▸ **Record excerpts**

━━━━━━━━

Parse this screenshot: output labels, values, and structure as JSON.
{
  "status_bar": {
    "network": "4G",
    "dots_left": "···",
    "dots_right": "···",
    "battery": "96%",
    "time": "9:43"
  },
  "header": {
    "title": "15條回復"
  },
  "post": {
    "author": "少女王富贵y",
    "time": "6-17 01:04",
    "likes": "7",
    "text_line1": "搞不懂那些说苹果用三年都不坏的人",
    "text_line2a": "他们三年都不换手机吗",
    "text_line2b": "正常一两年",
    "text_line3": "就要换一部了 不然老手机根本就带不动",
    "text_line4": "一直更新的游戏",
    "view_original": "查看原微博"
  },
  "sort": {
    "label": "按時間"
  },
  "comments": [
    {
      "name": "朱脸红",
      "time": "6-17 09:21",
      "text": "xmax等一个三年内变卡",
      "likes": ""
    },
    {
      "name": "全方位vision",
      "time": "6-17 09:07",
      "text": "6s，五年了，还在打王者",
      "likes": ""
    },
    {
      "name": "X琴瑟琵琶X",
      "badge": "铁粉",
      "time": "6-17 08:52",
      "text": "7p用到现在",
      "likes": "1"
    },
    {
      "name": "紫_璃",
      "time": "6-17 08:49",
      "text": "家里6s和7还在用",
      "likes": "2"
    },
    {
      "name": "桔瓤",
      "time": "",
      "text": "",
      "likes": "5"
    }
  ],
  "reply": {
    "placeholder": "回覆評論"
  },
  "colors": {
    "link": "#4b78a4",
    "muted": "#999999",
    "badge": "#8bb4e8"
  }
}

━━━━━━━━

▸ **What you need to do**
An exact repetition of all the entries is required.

▸ **Solution to the exercise**
Parse this screenshot: output labels, values, and structure as JSON.
{
  "status_bar": {
    "network": "4G",
    "dots_left": "···",
    "dots_right": "···",
    "battery": "96%",
    "time": "9:43"
  },
  "header": {
    "title": "15條回復"
  },
  "post": {
    "author": "少女王富贵y",
    "time": "6-17 01:04",
    "likes": "7",
    "text_line1": "搞不懂那些说苹果用三年都不坏的人",
    "text_line2a": "他们三年都不换手机吗",
    "text_line2b": "正常一两年",
    "text_line3": "就要换一部了 不然老手机根本就带不动",
    "text_line4": "一直更新的游戏",
    "view_original": "查看原微博"
  },
  "sort": {
    "label": "按時間"
  },
  "comments": [
    {
      "name": "朱脸红",
      "time": "6-17 09:21",
      "text": "xmax等一个三年内变卡",
      "likes": ""
    },
    {
      "name": "全方位vision",
      "time": "6-17 09:07",
      "text": "6s，五年了，还在打王者",
      "likes": ""
    },
    {
      "name": "X琴瑟琵琶X",
      "badge": "铁粉",
      "time": "6-17 08:52",
      "text": "7p用到现在",
      "likes": "1"
    },
    {
      "name": "紫_璃",
      "time": "6-17 08:49",
      "text": "家里6s和7还在用",
      "likes": "2"
    },
    {
      "name": "桔瓤",
      "time": "",
      "text": "",
      "likes": "5"
    }
  ],
  "reply": {
    "placeholder": "回覆評論"
  },
  "colors": {
    "link": "#4b78a4",
    "muted": "#999999",
    "badge": "#8bb4e8"
  }
}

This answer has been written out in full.